INPUT DATA »
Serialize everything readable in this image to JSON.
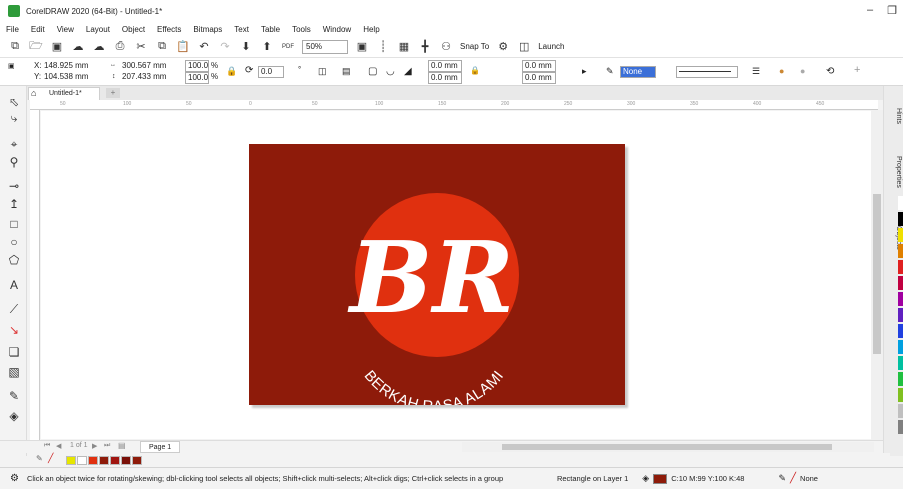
{
  "window": {
    "title": "CorelDRAW 2020 (64-Bit) - Untitled-1*",
    "controls": [
      "minimize",
      "restore"
    ]
  },
  "menu": [
    "File",
    "Edit",
    "View",
    "Layout",
    "Object",
    "Effects",
    "Bitmaps",
    "Text",
    "Table",
    "Tools",
    "Window",
    "Help"
  ],
  "standard_toolbar": {
    "zoom": "50%",
    "snap_to": "Snap To",
    "launch": "Launch",
    "pdf_label": "PDF"
  },
  "property_bar": {
    "x": "148.925 mm",
    "y": "104.538 mm",
    "width": "300.567 mm",
    "height": "207.433 mm",
    "scale_w": "100.0",
    "scale_h": "100.0",
    "percent": "%",
    "angle": "0.0",
    "degree": "°",
    "corner_1": "0.0 mm",
    "corner_2": "0.0 mm",
    "corner_3": "0.0 mm",
    "corner_4": "0.0 mm",
    "outline_width": "None"
  },
  "document_tab": "Untitled-1*",
  "ruler": {
    "h_ticks": [
      "50",
      "100",
      "50",
      "0",
      "50",
      "100",
      "150",
      "200",
      "250",
      "300",
      "350",
      "400",
      "450"
    ],
    "units": "millimeters"
  },
  "artwork": {
    "background_color": "#8e1b0a",
    "circle_color": "#e0300f",
    "logo_letters": "BR",
    "tagline": "BERKAH RASA ALAMI"
  },
  "dockers": [
    "Hints",
    "Properties",
    "Objects"
  ],
  "page_nav": {
    "info": "1 of 1",
    "page_label": "Page 1"
  },
  "status": {
    "hint": "Click an object twice for rotating/skewing; dbl-clicking tool selects all objects; Shift+click multi-selects; Alt+click digs; Ctrl+click selects in a group",
    "selection": "Rectangle on Layer 1",
    "fill": "C:10 M:99 Y:100 K:48",
    "fill_color": "#8e1b0a",
    "outline": "None"
  },
  "doc_palette_colors": [
    "#e6e600",
    "#ffffff",
    "#e0300f",
    "#8e1b0a",
    "#a01510",
    "#7a1008",
    "#8e1b0a"
  ],
  "color_palette": [
    "#ffffff",
    "#000000",
    "#f0e000",
    "#e08000",
    "#e02020",
    "#c00040",
    "#a000a0",
    "#6020c0",
    "#2040e0",
    "#00a0e0",
    "#00c0a0",
    "#20c040",
    "#80c020",
    "#c0c0c0",
    "#808080"
  ]
}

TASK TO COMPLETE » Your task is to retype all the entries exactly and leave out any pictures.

REPLY TO THE EXERCISE »
Serialize everything readable in this image to JSON.
{
  "window": {
    "title": "CorelDRAW 2020 (64-Bit) - Untitled-1*",
    "controls": [
      "minimize",
      "restore"
    ]
  },
  "menu": [
    "File",
    "Edit",
    "View",
    "Layout",
    "Object",
    "Effects",
    "Bitmaps",
    "Text",
    "Table",
    "Tools",
    "Window",
    "Help"
  ],
  "standard_toolbar": {
    "zoom": "50%",
    "snap_to": "Snap To",
    "launch": "Launch",
    "pdf_label": "PDF"
  },
  "property_bar": {
    "x": "148.925 mm",
    "y": "104.538 mm",
    "width": "300.567 mm",
    "height": "207.433 mm",
    "scale_w": "100.0",
    "scale_h": "100.0",
    "percent": "%",
    "angle": "0.0",
    "degree": "°",
    "corner_1": "0.0 mm",
    "corner_2": "0.0 mm",
    "corner_3": "0.0 mm",
    "corner_4": "0.0 mm",
    "outline_width": "None"
  },
  "document_tab": "Untitled-1*",
  "ruler": {
    "h_ticks": [
      "50",
      "100",
      "50",
      "0",
      "50",
      "100",
      "150",
      "200",
      "250",
      "300",
      "350",
      "400",
      "450"
    ],
    "units": "millimeters"
  },
  "artwork": {
    "background_color": "#8e1b0a",
    "circle_color": "#e0300f",
    "logo_letters": "BR",
    "tagline": "BERKAH RASA ALAMI"
  },
  "dockers": [
    "Hints",
    "Properties",
    "Objects"
  ],
  "page_nav": {
    "info": "1 of 1",
    "page_label": "Page 1"
  },
  "status": {
    "hint": "Click an object twice for rotating/skewing; dbl-clicking tool selects all objects; Shift+click multi-selects; Alt+click digs; Ctrl+click selects in a group",
    "selection": "Rectangle on Layer 1",
    "fill": "C:10 M:99 Y:100 K:48",
    "fill_color": "#8e1b0a",
    "outline": "None"
  },
  "doc_palette_colors": [
    "#e6e600",
    "#ffffff",
    "#e0300f",
    "#8e1b0a",
    "#a01510",
    "#7a1008",
    "#8e1b0a"
  ],
  "color_palette": [
    "#ffffff",
    "#000000",
    "#f0e000",
    "#e08000",
    "#e02020",
    "#c00040",
    "#a000a0",
    "#6020c0",
    "#2040e0",
    "#00a0e0",
    "#00c0a0",
    "#20c040",
    "#80c020",
    "#c0c0c0",
    "#808080"
  ]
}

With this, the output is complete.